Schwarber is such a presence that Cubs executives left their seats and moved to the back of their Wrigley Field suite on Saturday night to watch his at-bats on the Sloan Park SpyCam — even as the best team in baseball eliminated the Los Angeles Dodgers from the National League Championship Series and won the franchise’s first pennant in 71 years.

Everyone around the Cubs remembers how Schwarber starred during that wild-card showdown against the Pittsburgh Pirates and the ball he smashed off the St. Louis Cardinals onto the top of a Wrigley Field video board, putting up five homers and a 1.308 OPS during last year’s playoffs, which happened to be the end of his first full season in professional baseball.

“You see when he gets introduced how much everybody loves him,” Game 2 starter Jake Arrieta said. “He’s a legend already at such a young age. That’s awesome. It just speaks to the importance of what he was able to do last year for us.
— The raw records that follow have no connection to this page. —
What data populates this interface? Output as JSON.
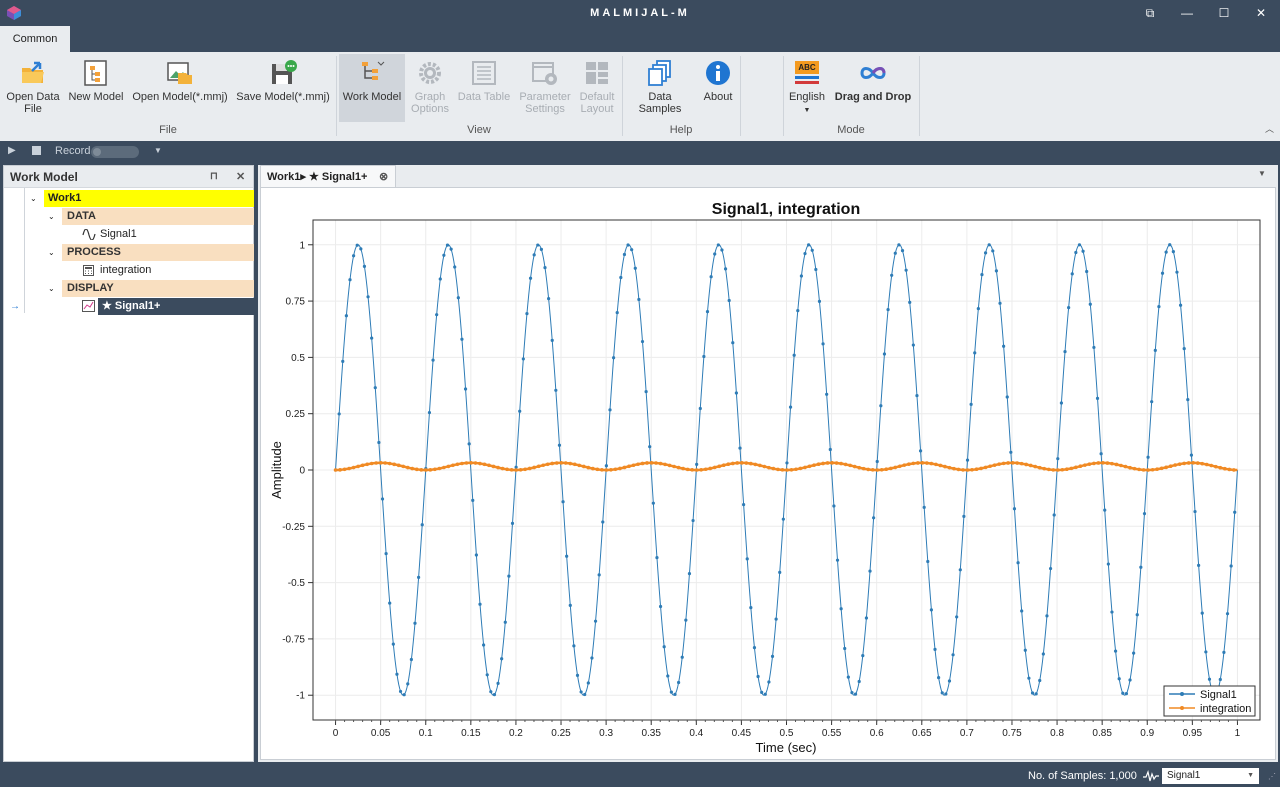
{
  "app": {
    "title": "MALMIJAL-M"
  },
  "window_controls": {
    "restore_glyph": "⧉",
    "minimize_glyph": "—",
    "maximize_glyph": "☐",
    "close_glyph": "✕"
  },
  "ribbon": {
    "tab": "Common",
    "groups": {
      "file": "File",
      "view": "View",
      "help": "Help",
      "mode": "Mode"
    },
    "buttons": {
      "open_data_file_1": "Open Data",
      "open_data_file_2": "File",
      "new_model": "New Model",
      "open_model": "Open Model(*.mmj)",
      "save_model": "Save Model(*.mmj)",
      "work_model": "Work Model",
      "graph_options_1": "Graph",
      "graph_options_2": "Options",
      "data_table": "Data Table",
      "parameter_settings_1": "Parameter",
      "parameter_settings_2": "Settings",
      "default_layout_1": "Default",
      "default_layout_2": "Layout",
      "data_samples": "Data Samples",
      "about": "About",
      "english": "English",
      "drag_and_drop": "Drag and Drop",
      "abc_badge": "ABC"
    }
  },
  "record_bar": {
    "record_label": "Record"
  },
  "work_model_panel": {
    "title": "Work Model",
    "pin_glyph": "⊓",
    "close_glyph": "✕",
    "tree": {
      "root": "Work1",
      "data": "DATA",
      "signal1": "Signal1",
      "process": "PROCESS",
      "integration": "integration",
      "display": "DISPLAY",
      "display_item": "★ Signal1+"
    }
  },
  "document": {
    "tab_label": "Work1▸ ★ Signal1+",
    "tab_close_glyph": "⊗"
  },
  "chart_data": {
    "type": "line",
    "title": "Signal1, integration",
    "xlabel": "Time (sec)",
    "ylabel": "Amplitude",
    "xlim": [
      -0.025,
      1.025
    ],
    "ylim": [
      -1.11,
      1.11
    ],
    "x_ticks": [
      "0",
      "0.05",
      "0.1",
      "0.15",
      "0.2",
      "0.25",
      "0.3",
      "0.35",
      "0.4",
      "0.45",
      "0.5",
      "0.55",
      "0.6",
      "0.65",
      "0.7",
      "0.75",
      "0.8",
      "0.85",
      "0.9",
      "0.95",
      "1"
    ],
    "y_ticks": [
      "1",
      "0.75",
      "0.5",
      "0.25",
      "0",
      "-0.25",
      "-0.5",
      "-0.75",
      "-1"
    ],
    "legend_position": "bottom-right",
    "grid": true,
    "series": [
      {
        "name": "Signal1",
        "color": "#2e7cb6",
        "marker": "dot",
        "formula": "sin(2π·10·t)",
        "samples": 1000,
        "t_start": 0,
        "t_end": 1
      },
      {
        "name": "integration",
        "color": "#f08a24",
        "marker": "dot",
        "formula": "(1−cos(2π·10·t))/(2π·10)",
        "samples": 1000,
        "t_start": 0,
        "t_end": 1,
        "peak": 0.0318
      }
    ]
  },
  "status": {
    "samples_text": "No. of Samples: 1,000",
    "signal_selector_value": "Signal1"
  },
  "colors": {
    "chrome": "#3b4b5e",
    "ribbon_bg": "#e9ecef",
    "tree_root_highlight": "#ffff00",
    "tree_group_bg": "#f9dfc0",
    "tree_selected_bg": "#3b4b5e"
  }
}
“I think he’s going to be here. He wouldn’t have been playing in the Fall League if they weren’t seriously considering him being here. And not having to put him in the field is huge. If he hits a ball over the fence, he can trot around the bases. If he happens to line out or ground out, then he can just kind of jog to first.

“That just speaks to how special of a bat he is — and how hard he worked these past six months to put himself in the position to be ready to play in the World Series.”

At the age of 23, Schwarber is positioned to become yet another young Cub who wants to own this October. Jason McLeod — the senior vice president of scouting and player development heavily involved in the decision to draft Schwarber with the No. 4 overall pick in the 2014 draft — joked about how Fowler’s one-year, $13 million deal came together during this unreal year.

“We have to one-up Dexter’s entrance into spring training,” McLeod said.